What you need to do: Reproduce all lines of the listing below in which the word "JSON" occurs.
/---
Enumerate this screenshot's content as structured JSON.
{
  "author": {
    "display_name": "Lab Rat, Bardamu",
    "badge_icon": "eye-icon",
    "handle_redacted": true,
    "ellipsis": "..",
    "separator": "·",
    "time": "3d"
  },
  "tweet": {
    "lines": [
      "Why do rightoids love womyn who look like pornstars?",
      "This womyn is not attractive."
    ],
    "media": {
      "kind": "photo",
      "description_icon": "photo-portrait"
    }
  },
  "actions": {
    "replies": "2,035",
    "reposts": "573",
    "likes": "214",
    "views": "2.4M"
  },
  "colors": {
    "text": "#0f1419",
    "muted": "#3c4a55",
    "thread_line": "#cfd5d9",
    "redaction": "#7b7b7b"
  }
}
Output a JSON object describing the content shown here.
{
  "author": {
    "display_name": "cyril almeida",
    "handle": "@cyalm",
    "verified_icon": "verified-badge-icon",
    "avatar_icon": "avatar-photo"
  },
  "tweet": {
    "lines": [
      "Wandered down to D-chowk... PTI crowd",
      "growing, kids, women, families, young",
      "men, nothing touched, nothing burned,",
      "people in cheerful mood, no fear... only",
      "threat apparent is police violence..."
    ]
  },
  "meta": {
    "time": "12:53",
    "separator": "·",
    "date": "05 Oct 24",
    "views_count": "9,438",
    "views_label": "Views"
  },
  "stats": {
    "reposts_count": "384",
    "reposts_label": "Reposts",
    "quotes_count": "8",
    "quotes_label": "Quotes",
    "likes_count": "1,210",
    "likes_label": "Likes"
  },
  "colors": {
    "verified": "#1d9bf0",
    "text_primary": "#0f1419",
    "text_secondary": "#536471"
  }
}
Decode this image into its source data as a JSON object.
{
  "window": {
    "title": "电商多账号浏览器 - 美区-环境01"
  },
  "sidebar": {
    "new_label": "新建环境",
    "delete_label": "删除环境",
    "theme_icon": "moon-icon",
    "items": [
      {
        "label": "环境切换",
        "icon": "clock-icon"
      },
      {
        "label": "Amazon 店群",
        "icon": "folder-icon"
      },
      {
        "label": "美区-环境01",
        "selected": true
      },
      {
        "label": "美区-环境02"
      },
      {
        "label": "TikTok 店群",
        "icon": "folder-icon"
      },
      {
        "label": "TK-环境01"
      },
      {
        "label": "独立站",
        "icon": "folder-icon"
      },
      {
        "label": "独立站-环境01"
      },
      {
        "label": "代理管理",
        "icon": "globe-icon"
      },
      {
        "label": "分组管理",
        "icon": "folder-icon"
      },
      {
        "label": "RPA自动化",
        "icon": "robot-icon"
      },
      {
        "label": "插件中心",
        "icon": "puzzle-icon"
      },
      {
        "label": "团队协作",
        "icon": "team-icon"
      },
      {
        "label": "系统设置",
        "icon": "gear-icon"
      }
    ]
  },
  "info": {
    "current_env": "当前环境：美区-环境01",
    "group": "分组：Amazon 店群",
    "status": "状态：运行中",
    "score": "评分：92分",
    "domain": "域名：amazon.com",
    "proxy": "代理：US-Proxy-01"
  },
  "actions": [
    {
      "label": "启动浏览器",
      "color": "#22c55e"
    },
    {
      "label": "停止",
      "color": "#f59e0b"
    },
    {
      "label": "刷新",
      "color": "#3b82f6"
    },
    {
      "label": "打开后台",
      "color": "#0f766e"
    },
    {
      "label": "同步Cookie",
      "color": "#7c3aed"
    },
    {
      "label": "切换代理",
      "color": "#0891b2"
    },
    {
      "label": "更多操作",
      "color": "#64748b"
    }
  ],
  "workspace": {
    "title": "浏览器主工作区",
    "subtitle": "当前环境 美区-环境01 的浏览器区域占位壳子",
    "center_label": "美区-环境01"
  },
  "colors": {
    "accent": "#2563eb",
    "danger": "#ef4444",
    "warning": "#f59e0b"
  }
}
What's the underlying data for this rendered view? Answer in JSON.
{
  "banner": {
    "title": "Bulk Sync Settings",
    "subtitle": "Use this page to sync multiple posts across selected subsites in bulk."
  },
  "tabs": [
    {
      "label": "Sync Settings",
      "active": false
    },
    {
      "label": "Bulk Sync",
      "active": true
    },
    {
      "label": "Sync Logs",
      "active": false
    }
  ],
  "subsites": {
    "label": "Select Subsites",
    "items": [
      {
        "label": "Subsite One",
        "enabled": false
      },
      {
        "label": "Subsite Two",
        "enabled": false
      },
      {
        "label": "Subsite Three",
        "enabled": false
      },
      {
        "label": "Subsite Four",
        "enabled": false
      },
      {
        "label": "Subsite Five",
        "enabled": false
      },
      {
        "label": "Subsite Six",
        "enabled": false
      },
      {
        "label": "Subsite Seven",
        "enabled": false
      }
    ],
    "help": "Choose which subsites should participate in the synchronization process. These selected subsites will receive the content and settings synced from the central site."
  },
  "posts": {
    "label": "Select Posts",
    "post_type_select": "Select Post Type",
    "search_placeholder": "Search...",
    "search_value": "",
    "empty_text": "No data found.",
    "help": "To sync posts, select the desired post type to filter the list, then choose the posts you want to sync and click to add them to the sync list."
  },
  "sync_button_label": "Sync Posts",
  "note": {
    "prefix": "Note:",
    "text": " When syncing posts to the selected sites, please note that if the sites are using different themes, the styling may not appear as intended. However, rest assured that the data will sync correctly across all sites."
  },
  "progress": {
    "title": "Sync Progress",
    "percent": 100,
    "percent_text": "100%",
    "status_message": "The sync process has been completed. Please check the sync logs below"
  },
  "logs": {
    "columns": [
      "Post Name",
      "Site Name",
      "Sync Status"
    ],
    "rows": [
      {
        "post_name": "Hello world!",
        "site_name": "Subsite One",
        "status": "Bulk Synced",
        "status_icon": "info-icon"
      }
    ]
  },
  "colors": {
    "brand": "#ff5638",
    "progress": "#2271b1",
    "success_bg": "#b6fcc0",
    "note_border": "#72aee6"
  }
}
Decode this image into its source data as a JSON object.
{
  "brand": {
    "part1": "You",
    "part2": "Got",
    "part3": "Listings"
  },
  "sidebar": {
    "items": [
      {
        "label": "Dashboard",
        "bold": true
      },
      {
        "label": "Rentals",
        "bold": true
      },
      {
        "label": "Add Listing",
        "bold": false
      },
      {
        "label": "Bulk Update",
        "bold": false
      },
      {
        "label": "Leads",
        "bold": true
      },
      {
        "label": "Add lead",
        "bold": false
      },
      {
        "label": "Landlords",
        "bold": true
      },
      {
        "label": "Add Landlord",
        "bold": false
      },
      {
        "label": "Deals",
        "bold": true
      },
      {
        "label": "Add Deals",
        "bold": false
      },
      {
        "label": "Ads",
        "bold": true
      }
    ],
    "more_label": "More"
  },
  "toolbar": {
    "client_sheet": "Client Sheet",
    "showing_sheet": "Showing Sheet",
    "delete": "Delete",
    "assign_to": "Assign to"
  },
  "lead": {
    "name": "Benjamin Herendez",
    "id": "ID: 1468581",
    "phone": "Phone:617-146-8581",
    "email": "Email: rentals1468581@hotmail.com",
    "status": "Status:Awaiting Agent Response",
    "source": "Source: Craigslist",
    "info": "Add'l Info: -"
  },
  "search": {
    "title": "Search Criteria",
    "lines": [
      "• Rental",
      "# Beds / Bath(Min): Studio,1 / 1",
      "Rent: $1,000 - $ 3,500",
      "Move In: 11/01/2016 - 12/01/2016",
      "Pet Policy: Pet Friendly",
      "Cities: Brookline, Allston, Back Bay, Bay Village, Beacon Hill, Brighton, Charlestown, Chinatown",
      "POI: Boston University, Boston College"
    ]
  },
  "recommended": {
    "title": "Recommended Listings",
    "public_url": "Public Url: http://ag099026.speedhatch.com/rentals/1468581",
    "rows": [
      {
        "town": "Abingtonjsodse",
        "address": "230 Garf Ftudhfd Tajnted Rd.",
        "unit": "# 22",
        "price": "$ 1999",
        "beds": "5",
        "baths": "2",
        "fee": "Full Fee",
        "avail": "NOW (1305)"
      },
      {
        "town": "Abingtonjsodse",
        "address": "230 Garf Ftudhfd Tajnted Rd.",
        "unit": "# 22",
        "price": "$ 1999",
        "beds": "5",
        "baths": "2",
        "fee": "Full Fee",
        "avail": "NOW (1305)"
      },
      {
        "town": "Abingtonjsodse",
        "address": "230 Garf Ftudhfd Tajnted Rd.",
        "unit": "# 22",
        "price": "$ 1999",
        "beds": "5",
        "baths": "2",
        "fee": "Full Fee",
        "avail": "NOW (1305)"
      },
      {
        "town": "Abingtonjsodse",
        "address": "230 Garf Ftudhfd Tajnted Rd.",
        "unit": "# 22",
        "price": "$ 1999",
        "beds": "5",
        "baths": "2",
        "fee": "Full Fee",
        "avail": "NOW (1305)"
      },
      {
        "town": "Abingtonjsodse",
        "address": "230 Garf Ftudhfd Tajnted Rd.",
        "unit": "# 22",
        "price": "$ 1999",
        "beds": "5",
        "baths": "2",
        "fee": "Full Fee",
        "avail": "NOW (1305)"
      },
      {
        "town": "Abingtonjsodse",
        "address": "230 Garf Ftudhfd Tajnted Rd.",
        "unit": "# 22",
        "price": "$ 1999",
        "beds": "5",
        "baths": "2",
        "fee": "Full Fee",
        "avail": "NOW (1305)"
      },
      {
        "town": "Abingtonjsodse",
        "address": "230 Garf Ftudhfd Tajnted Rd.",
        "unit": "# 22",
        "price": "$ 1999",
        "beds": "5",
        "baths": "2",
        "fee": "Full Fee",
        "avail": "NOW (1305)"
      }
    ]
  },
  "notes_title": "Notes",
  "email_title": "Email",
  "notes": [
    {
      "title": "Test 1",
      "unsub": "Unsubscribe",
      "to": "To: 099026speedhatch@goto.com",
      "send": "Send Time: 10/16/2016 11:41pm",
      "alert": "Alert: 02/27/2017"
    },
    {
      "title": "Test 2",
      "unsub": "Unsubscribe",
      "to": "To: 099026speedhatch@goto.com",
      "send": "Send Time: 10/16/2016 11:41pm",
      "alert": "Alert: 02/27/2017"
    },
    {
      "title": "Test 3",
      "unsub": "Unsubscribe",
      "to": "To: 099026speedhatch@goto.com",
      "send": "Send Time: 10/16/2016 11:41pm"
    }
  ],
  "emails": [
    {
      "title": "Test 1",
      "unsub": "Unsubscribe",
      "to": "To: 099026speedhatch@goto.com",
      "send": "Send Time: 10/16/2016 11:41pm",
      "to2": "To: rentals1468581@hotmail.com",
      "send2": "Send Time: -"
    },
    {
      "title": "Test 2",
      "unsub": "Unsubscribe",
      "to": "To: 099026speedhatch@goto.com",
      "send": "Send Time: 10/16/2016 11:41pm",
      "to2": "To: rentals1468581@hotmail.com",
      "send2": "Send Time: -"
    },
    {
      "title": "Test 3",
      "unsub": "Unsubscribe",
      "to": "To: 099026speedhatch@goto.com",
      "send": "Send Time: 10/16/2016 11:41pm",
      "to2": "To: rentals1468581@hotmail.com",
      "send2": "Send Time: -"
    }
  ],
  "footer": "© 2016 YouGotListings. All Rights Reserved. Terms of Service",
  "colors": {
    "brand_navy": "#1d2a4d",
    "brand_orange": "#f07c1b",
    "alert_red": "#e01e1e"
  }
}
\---
Completed exercise:
Enumerate this screenshot's content as structured JSON.
Output a JSON object describing the content shown here.
Decode this image into its source data as a JSON object.
What's the underlying data for this rendered view? Answer in JSON.
Decode this image into its source data as a JSON object.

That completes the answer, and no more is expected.